Find how many lines in the data below mention "website". Give the number only.

(Beginning of RECORDS FOR THIS EXERCISE)

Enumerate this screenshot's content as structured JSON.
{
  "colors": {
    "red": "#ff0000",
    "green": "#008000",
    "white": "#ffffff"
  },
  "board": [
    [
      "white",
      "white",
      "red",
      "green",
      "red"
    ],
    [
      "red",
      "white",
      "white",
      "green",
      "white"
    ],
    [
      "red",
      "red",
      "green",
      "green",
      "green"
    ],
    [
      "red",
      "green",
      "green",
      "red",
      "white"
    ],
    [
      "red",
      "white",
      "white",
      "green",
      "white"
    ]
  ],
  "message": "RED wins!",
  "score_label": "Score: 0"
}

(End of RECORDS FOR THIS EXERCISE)
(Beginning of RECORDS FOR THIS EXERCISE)

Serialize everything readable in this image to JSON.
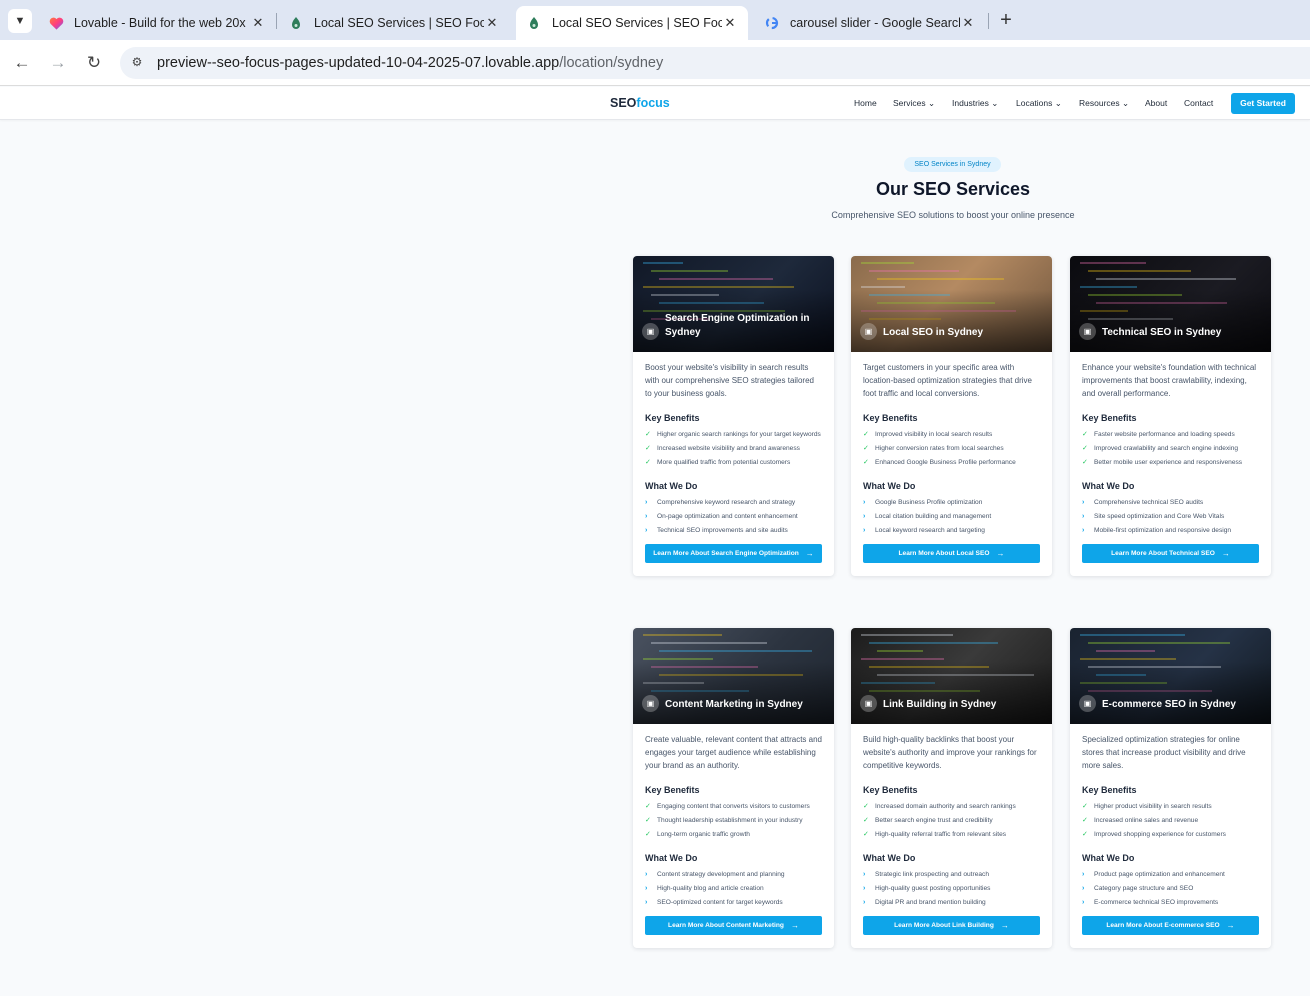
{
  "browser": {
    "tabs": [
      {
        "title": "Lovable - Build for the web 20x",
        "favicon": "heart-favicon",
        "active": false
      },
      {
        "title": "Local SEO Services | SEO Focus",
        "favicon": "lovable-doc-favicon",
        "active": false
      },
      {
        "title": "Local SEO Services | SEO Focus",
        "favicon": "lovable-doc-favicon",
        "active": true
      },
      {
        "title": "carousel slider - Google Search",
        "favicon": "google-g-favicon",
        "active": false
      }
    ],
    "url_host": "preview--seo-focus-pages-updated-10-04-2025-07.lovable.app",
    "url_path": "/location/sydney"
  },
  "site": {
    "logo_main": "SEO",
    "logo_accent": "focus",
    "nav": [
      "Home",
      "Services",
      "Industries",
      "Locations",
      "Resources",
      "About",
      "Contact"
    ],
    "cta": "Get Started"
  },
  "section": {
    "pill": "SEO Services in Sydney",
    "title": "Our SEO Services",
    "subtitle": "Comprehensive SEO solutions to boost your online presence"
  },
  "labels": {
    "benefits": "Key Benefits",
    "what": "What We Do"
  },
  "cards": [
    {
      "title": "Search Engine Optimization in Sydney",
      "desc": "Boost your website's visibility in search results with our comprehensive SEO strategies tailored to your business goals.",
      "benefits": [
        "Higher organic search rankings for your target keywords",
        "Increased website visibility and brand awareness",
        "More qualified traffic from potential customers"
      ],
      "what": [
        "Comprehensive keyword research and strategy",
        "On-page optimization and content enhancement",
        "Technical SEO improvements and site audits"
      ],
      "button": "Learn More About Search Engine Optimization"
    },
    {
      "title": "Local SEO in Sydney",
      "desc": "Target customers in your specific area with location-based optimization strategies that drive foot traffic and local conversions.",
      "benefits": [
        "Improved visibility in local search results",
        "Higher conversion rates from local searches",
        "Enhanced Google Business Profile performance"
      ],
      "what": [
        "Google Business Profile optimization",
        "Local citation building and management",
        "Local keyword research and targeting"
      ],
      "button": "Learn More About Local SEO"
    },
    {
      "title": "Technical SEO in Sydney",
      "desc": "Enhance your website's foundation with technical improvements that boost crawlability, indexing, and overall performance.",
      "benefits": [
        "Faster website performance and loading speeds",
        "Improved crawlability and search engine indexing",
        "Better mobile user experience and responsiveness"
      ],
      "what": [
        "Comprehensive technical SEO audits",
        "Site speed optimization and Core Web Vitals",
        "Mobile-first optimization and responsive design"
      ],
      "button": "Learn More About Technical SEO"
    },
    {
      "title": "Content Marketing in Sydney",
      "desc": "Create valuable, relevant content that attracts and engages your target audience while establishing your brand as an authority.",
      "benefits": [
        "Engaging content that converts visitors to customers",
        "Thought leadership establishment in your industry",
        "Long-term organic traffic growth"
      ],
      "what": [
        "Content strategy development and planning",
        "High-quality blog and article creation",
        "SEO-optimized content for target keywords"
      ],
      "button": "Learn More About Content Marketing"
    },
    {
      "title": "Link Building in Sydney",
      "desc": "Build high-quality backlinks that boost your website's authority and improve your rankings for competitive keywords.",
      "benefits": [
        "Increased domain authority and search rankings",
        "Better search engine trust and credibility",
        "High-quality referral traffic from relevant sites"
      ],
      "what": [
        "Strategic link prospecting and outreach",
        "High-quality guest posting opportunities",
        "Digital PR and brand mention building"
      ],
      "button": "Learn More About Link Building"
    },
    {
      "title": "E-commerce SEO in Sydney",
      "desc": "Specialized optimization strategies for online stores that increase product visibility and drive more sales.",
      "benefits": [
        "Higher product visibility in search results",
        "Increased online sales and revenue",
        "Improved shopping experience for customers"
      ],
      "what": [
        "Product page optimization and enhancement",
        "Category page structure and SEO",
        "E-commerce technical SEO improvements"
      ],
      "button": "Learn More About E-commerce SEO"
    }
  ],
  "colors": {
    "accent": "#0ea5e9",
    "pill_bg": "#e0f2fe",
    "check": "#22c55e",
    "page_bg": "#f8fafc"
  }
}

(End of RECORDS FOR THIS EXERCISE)

• _EXERCISE OUTPUT_: 5